Brady introduced legislation on Friday that would build on Trump’s August memo by creating a payroll tax holiday from Sept. 1 through Dec. 31. He told reporters last week that he thinks it would be a shame if employers don’t offer the deferral to their employees, and that it is crucial for Congress to pass his bill in order to maximize relief for workers.

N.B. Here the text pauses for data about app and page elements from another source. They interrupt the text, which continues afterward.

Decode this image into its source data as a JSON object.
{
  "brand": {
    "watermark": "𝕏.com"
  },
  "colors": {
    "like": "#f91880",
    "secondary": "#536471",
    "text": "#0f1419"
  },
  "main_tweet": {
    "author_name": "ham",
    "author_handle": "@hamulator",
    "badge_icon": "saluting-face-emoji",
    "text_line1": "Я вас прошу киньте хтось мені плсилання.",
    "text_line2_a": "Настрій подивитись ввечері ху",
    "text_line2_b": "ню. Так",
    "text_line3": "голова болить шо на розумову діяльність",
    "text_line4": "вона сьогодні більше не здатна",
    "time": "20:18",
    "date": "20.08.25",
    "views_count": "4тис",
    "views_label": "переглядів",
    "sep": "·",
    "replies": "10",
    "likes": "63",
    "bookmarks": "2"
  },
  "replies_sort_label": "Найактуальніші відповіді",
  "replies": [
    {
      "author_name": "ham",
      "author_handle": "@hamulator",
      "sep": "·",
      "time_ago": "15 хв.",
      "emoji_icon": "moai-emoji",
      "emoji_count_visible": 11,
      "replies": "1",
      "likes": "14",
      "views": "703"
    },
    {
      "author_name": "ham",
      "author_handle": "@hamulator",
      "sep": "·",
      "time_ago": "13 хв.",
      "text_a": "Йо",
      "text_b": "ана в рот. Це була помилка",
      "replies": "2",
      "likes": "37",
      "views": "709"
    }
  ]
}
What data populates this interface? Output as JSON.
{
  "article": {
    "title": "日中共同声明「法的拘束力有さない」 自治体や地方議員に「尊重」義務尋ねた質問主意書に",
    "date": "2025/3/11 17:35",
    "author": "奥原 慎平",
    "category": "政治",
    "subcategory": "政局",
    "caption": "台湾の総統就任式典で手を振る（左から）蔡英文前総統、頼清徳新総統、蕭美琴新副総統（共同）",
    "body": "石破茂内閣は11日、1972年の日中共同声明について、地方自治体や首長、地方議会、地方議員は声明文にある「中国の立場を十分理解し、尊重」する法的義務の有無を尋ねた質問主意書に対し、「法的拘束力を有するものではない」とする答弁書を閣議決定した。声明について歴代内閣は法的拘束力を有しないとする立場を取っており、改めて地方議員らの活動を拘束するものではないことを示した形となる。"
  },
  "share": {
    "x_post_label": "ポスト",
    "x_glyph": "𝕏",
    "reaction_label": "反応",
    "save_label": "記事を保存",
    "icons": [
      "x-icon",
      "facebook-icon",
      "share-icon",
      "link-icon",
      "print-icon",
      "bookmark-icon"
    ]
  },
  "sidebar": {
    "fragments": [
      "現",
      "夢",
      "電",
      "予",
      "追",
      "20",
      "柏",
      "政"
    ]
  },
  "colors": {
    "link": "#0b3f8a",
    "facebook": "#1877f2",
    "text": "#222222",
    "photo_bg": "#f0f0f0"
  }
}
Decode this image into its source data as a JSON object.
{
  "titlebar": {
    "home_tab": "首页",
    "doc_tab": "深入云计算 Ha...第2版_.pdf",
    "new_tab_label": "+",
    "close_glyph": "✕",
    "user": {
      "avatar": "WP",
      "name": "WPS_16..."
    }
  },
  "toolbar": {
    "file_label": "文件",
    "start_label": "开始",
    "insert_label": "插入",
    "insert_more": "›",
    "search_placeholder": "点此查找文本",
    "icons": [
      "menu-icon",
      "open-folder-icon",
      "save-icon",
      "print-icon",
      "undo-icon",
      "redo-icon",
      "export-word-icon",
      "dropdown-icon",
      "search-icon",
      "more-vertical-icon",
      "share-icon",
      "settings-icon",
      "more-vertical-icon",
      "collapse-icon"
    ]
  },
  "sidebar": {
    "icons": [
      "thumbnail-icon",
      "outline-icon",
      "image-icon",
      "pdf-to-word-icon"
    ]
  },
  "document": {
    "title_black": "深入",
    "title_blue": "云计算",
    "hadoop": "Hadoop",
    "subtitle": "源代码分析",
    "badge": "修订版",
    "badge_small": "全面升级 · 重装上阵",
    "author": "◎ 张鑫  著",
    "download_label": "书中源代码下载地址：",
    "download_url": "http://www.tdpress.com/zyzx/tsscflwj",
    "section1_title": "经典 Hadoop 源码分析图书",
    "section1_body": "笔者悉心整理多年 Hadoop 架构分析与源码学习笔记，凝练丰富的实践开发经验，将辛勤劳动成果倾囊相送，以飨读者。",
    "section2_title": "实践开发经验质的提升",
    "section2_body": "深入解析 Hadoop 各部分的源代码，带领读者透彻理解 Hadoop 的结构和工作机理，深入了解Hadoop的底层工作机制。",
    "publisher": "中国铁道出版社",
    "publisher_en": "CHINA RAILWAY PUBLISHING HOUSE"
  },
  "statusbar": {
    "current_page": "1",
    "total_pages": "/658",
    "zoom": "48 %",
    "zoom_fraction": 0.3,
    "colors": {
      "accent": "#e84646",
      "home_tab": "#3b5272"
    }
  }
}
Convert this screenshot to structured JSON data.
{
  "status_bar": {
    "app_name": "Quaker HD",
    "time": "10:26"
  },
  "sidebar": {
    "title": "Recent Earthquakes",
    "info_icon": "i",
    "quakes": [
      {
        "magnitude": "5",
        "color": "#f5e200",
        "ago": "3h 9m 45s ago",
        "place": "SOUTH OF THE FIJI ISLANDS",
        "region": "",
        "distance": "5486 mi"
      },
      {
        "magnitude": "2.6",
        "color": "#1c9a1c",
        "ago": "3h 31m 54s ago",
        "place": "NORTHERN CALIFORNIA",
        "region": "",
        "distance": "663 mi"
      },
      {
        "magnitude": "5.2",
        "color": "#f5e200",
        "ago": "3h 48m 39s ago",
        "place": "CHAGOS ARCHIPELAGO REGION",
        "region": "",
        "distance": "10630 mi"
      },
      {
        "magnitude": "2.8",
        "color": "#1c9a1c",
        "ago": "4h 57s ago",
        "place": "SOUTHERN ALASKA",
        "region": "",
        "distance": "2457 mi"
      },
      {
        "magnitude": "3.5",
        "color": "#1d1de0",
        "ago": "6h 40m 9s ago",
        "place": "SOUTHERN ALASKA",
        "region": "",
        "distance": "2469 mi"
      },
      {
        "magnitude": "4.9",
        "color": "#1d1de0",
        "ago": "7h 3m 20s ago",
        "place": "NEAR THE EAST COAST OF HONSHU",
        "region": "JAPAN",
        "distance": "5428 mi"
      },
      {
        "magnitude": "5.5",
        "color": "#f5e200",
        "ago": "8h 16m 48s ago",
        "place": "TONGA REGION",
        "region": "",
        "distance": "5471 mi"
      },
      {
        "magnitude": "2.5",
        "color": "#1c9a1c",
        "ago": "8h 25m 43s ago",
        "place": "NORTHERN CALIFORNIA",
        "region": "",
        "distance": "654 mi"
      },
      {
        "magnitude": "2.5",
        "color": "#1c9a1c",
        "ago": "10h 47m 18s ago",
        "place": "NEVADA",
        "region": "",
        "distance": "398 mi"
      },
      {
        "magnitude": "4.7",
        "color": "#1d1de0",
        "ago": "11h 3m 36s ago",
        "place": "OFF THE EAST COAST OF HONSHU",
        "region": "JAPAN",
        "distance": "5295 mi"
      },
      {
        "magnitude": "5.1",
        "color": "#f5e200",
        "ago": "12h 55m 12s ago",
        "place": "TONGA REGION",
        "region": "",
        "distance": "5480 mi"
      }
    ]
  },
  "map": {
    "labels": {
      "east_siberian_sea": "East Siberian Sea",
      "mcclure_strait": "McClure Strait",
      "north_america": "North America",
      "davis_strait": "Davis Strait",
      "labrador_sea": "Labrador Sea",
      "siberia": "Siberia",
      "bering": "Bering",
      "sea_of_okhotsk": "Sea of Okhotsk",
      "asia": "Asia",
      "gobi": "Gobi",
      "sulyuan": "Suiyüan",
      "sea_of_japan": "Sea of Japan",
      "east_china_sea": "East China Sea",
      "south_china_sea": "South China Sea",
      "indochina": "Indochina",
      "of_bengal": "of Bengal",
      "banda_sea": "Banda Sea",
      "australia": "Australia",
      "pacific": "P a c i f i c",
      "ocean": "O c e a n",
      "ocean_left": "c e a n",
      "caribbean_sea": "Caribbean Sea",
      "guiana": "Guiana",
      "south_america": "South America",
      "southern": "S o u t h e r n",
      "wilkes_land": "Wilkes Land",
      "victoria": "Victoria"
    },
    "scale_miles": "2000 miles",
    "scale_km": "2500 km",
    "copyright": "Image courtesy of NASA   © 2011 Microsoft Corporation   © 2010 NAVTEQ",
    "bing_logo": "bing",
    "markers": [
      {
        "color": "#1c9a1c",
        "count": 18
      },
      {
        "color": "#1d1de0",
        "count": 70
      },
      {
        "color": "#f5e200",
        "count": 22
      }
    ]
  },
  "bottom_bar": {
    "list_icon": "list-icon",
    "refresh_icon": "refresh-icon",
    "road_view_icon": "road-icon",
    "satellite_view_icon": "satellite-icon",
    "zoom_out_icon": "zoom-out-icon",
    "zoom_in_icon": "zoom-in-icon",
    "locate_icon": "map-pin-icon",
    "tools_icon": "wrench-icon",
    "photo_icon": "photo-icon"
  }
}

“Every dollar really counts right now because we are not yet out of this pandemic,” Brady said.